Published: Thursday, 20th October 2016

New report led by Mark Farmer, chief executive of Cast, recommends changes to the planning regime in order to support the construction industry…

Changes to the planning regime are among recommendations in a report commissioned by two government departments and designed to boost the construction industry.

It highlighted that s106 agreements often imposed insular employment related obligations on companies at a local authority level.

“There is clear evidence that such a geographically constrained approach is not leading to desired outcomes in terms of long-term permanent career opportunities”, the report said.

It argued that the obligations should be framed to cover a wider and more sustainable geographical area and shouldn’t rely so much on limited term apprenticeship training agencies.

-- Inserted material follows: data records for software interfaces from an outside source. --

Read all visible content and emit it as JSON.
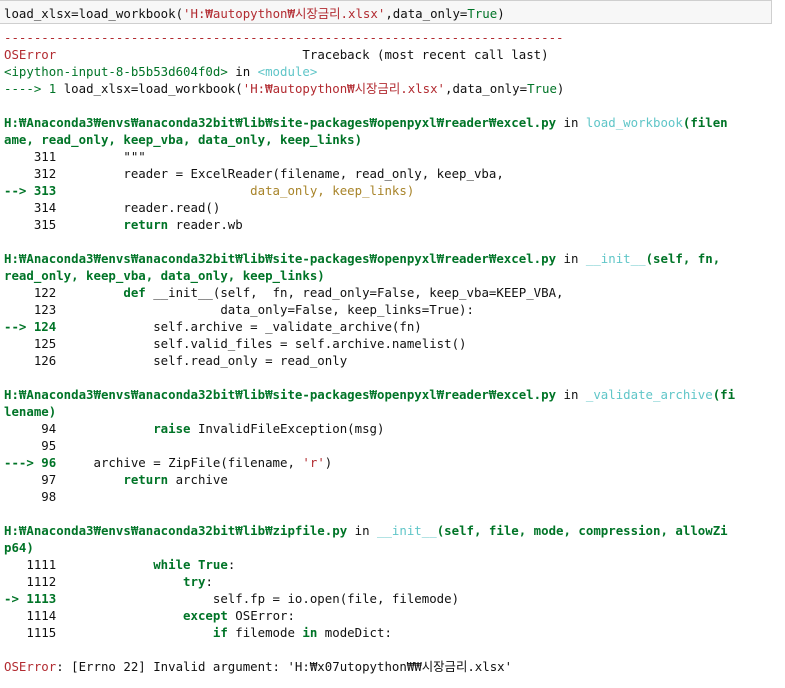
{
  "input_cell": {
    "code_prefix": "load_xlsx=load_workbook(",
    "code_str": "'H:₩autopython₩시장금리.xlsx'",
    "code_mid": ",data_only=",
    "code_true": "True",
    "code_end": ")"
  },
  "traceback": {
    "separator": "---------------------------------------------------------------------------",
    "error_type": "OSError",
    "header_right": "Traceback (most recent call last)",
    "input_ref": "<ipython-input-8-b5b53d604f0d>",
    "in_word": " in ",
    "module": "<module>",
    "line1_arrow": "----> 1 ",
    "line1_code_a": "load_xlsx=load_workbook(",
    "line1_code_str": "'H:₩autopython₩시장금리.xlsx'",
    "line1_code_b": ",data_only=",
    "line1_code_true": "True",
    "line1_code_c": ")",
    "frames": {
      "f1_path": "H:₩Anaconda3₩envs₩anaconda32bit₩lib₩site-packages₩openpyxl₩reader₩excel.py",
      "f1_func": "load_workbook",
      "f1_args1": "(filen",
      "f1_args2": "ame, read_only, keep_vba, data_only, keep_links)",
      "f1_l311": "    311         \"\"\"",
      "f1_l312": "    312         reader = ExcelReader(filename, read_only, keep_vba,",
      "f1_l313_arrow": "--> 313",
      "f1_l313_code": "                          data_only, keep_links)",
      "f1_l314": "    314         reader.read()",
      "f1_l315_num": "    315         ",
      "f1_l315_kw": "return",
      "f1_l315_rest": " reader.wb",
      "f2_path": "H:₩Anaconda3₩envs₩anaconda32bit₩lib₩site-packages₩openpyxl₩reader₩excel.py",
      "f2_func": "__init__",
      "f2_args1": "(self, fn,",
      "f2_args2": "read_only, keep_vba, data_only, keep_links)",
      "f2_l122_num": "    122         ",
      "f2_l122_kw": "def",
      "f2_l122_rest": " __init__(self,  fn, read_only=False, keep_vba=KEEP_VBA,",
      "f2_l123": "    123                      data_only=False, keep_links=True):",
      "f2_l124_arrow": "--> 124",
      "f2_l124_code": "             self.archive = _validate_archive(fn)",
      "f2_l125": "    125             self.valid_files = self.archive.namelist()",
      "f2_l126": "    126             self.read_only = read_only",
      "f3_path": "H:₩Anaconda3₩envs₩anaconda32bit₩lib₩site-packages₩openpyxl₩reader₩excel.py",
      "f3_func": "_validate_archive",
      "f3_args1": "(fi",
      "f3_args2": "lename)",
      "f3_l94_num": "     94             ",
      "f3_l94_kw": "raise",
      "f3_l94_rest": " InvalidFileException(msg)",
      "f3_l95": "     95",
      "f3_l96_arrow": "---> 96",
      "f3_l96_code": "     archive = ZipFile(filename, ",
      "f3_l96_str": "'r'",
      "f3_l96_end": ")",
      "f3_l97_num": "     97         ",
      "f3_l97_kw": "return",
      "f3_l97_rest": " archive",
      "f3_l98": "     98",
      "f4_path": "H:₩Anaconda3₩envs₩anaconda32bit₩lib₩zipfile.py",
      "f4_func": "__init__",
      "f4_args1": "(self, file, mode, compression, allowZi",
      "f4_args2": "p64)",
      "f4_l1111_num": "   1111             ",
      "f4_l1111_kw": "while True",
      "f4_l1111_end": ":",
      "f4_l1112_num": "   1112                 ",
      "f4_l1112_kw": "try",
      "f4_l1112_end": ":",
      "f4_l1113_arrow": "-> 1113",
      "f4_l1113_code": "                     self.fp = io.open(file, filemode)",
      "f4_l1114_num": "   1114                 ",
      "f4_l1114_kw": "except",
      "f4_l1114_rest": " OSError:",
      "f4_l1115_num": "   1115                     ",
      "f4_l1115_kw": "if",
      "f4_l1115_mid": " filemode ",
      "f4_l1115_kw2": "in",
      "f4_l1115_rest": " modeDict:"
    },
    "final_error_type": "OSError",
    "final_error_msg": ": [Errno 22] Invalid argument: 'H:₩x07utopython₩₩시장금리.xlsx'"
  },
  "colors": {
    "error_red": "#b22b31",
    "path_green": "#007427",
    "func_cyan": "#60c6c8",
    "code_brown": "#a8842a"
  }
}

It complained that current demand-side measures designed to increase use of public land and streamline the planning system weren’t doing enough to help modernise the construction sector.

The report argued that the residential development sector should be targeted for a pilot programme to progress the large-scale use of pre-manufactured construction focussing on off-site built and modular housing. It suggested that this part of the industry should be helped to deliver some 50,000 units per annum.

Deployment of such housing should be a key element of a reinvigorated national affordable housing programme, the report argued. It said that pre-manufactured housing solutions should be specifically recognised in the application of local planning policy.

“Options might include exploring ways to replicate an approach to planning based on a ‘permission in principle’ system for pre-approved housing products with standard typology, unit mix and sizing”.

The report, led by Mark Farmer, chief executive of Cast, a real estate and construction consultancy, highlighted the sector’s dysfunctional training practices, lack of innovation and collaboration and non-existent research & development.

This analysis was commissioned by the Department for Communities and Local Government and the Department for Business, Energy and Industrial Strategy.

Read the review.

Roger Milne